The ISPCA are urging the public not to use, buy, or sell fireworks this Halloween to safeguard all animals.
The ISPCA would like to remind the public to be aware of the dangers that Halloween poses to the wellbeing of all animals and to take extra measures to safeguard the safety of not only domestic pets but farm animals and wildlife too.
At a recent National Fireworks Awareness Campaign, ISPCA Chief Inspector Conor Dowling said: “Halloween can be a frightening and dangerous time for animals, due to the use of illegal fireworks. They cause significant distress for pets, other animals and livestock given their heightened senses of hearing and smell”.
Conor added: “We would ask those considering acquiring or using illegal fireworks to think about the impact it has on others – on the elderly and infirm, on our vital emergency services, and on our pets, and to ask themselves, is it really worth it.”
The ISPCA is amplifying the National Fireworks Awareness Campaign messaging that fireworks are illegal because they are dangerous, and urges people not to buy, sell or use them:
Fireworks are illegal and dangerous – members of the public are encouraged not to buy, sell or use them.
Serious penalties can be imposed for the misuse of illegal fireworks – Fines of up to €10,000 or 5 years imprisonment, or both, can apply.
Fireworks cause significant distress to animals and to a wider section of our communities.
Halloween can be one of the spookiest nights during the year, but you can help keep your pets safe with our safety tips and advice below.
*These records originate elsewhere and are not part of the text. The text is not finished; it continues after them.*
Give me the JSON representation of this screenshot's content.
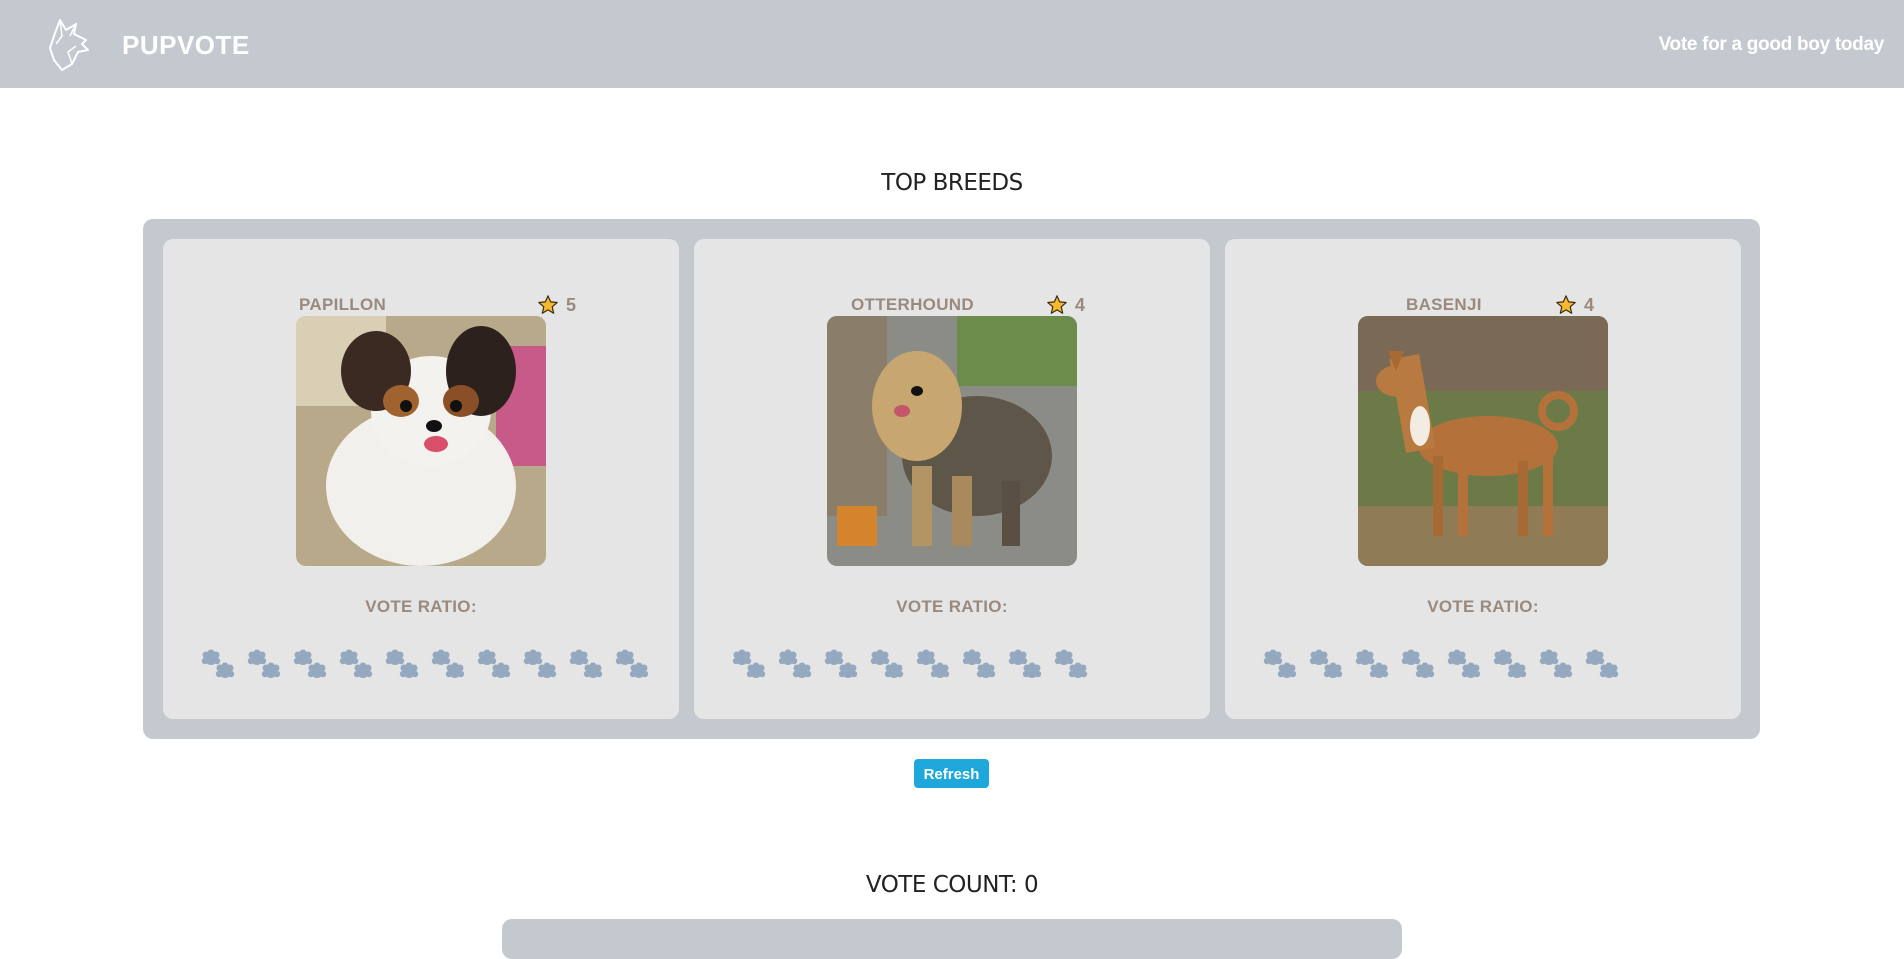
{
  "header": {
    "brand": "PUPVOTE",
    "tagline": "Vote for a good boy today",
    "logo_icon": "wolf-head-icon"
  },
  "top_breeds": {
    "title": "TOP BREEDS",
    "cards": [
      {
        "name": "PAPILLON",
        "rating": "5",
        "vote_label": "VOTE RATIO:",
        "paw_count": 10
      },
      {
        "name": "OTTERHOUND",
        "rating": "4",
        "vote_label": "VOTE RATIO:",
        "paw_count": 8
      },
      {
        "name": "BASENJI",
        "rating": "4",
        "vote_label": "VOTE RATIO:",
        "paw_count": 8
      }
    ]
  },
  "refresh_label": "Refresh",
  "vote_count": {
    "title": "VOTE COUNT: 0"
  },
  "colors": {
    "header_bg": "#c3c9cf",
    "card_bg": "#e5e5e5",
    "paw": "#94a9bf",
    "star": "#f5b92e",
    "button": "#1ea7db"
  }
}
Some pets can be terrified by the sound of fireworks so ensure they are kept safe in a secure area where they cannot dart out an open door from the noise.
The ISPCA has put together some tips and advice to help pet owners to keep their pets safe this Halloween.
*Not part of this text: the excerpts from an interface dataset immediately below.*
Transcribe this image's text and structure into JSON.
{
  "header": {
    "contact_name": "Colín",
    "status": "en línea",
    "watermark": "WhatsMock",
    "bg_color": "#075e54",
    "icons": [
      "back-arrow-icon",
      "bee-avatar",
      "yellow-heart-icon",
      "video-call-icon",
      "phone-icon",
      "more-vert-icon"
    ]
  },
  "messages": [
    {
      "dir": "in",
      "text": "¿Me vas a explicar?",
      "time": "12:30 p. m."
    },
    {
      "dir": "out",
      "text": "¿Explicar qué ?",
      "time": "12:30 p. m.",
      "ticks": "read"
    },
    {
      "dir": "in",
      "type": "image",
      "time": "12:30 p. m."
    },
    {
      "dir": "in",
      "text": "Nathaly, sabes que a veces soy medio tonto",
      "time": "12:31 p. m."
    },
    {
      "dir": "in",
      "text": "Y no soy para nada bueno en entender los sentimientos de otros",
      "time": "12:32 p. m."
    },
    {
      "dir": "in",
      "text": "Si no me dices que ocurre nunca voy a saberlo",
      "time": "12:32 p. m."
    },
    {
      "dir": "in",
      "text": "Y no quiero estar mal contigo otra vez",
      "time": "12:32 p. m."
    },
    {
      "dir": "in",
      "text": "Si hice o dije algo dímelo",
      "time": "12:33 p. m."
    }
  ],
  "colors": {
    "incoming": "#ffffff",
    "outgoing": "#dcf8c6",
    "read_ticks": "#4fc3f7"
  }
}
It’s a good idea to walk your dog early morning and before dark, keeping them away from any fireworks in the area. Pet owners can help train their dogs and cats to become accustomed to the sound of fireworks by playing similar sounds.
Try keeping the lights low, and playing a radio or television in the background to help drown out some of the noise outside. As difficult as it may be, try not to react to your pet showing signs of fear as it may be the best way you can help them. Licking objects such as kong toys filled with treats may help ease your pet’s stress. It is important that they have a safe, secure place to hide indoors if they are scared.
If you are concerned that your pet is unmanageably terrified of the noise of fireworks, you should consult your vet to discuss ways for managing your pet’s stress.
Be mindful that some pets may find wearing Halloween costumes uncomfortable and stressful. Consider festive-themed bandanas instead which will be less restrictive. If you do choose to put your pet in a costume, make sure it does not limit the animal’s movement, vision, ability to breathe or behave normally.
Sweets and Wrappers
Chocolate and raisins are highly toxic to pets, as are any sweets containing the sugar substitute xylitol and should always be kept out of reach from curious paws and noses.
Keep dogs and cats away from wires, decorations and candles. Ingesting foil or plastic wrappers can also lead to digestive problems and may require surgery. If your pet does ingest something toxic, contact your vet immediately.
Microchipping – it’s the law!
The ISPCA strongly recommend that all dog owners have their pet’s microchipped. It is a legal requirement for all dogs and puppies once they are 12 weeks old and failure to do so, is an offence under the Animal Health & Welfare Act 2013 (AHWA). Dog owners need to be in possession of a microchipping certificate also so it is important that your contact details are kept up-to-date on the microchipping database.
It is the pet owner’s responsibility to inform the database operator of any change so once your dog has been microchipped, check it to ensure your details are correct. If your pet becomes lost, having them microchipped is the best way to ensure they will be reunited with you. Lost pets put extra pressure on animal rescue centres, dog pounds and veterinary practices but it also causes more upset for pets and pet owners so don’t delay and get your dog microchipped today – it’s the law! While microchipping is recommended for cats, there are no current plans to make cat microchipping compulsory.
Horses, ponies and donkeys should be securely stabled to prevent them from escaping or hurting themselves if they live in areas with a considerable amount of Halloween-related noise. Small mammals or birds should be kept indoors such as a garage or a shed, covering over hutches or cages with blankets to act as soundproofing.
Look out for wildlife
Hedgehogs go into hibernation this time of year and will sleep in woodpiles or heavy scrub and leaves. It is important you check under all woodpiles before lighting any bonfires to ensure there is no wildlife hibernating. Some outdoor plastic decorations such a fake spider webs or string lights can snare wild animals, so be careful if hanging them and ensure they are removed after the festivities.
Report Animal Cruelty
Sadly stray animals can fall victim to abuse or cruel Halloween pranks. If you witness any animal cruelty, please contact your local Garda station immediately and report it in confidence to the ISPCA National Animal Cruelty Helpline on 0818 515 515 or report online here. In case of an emergency, please contact your local Gardaí.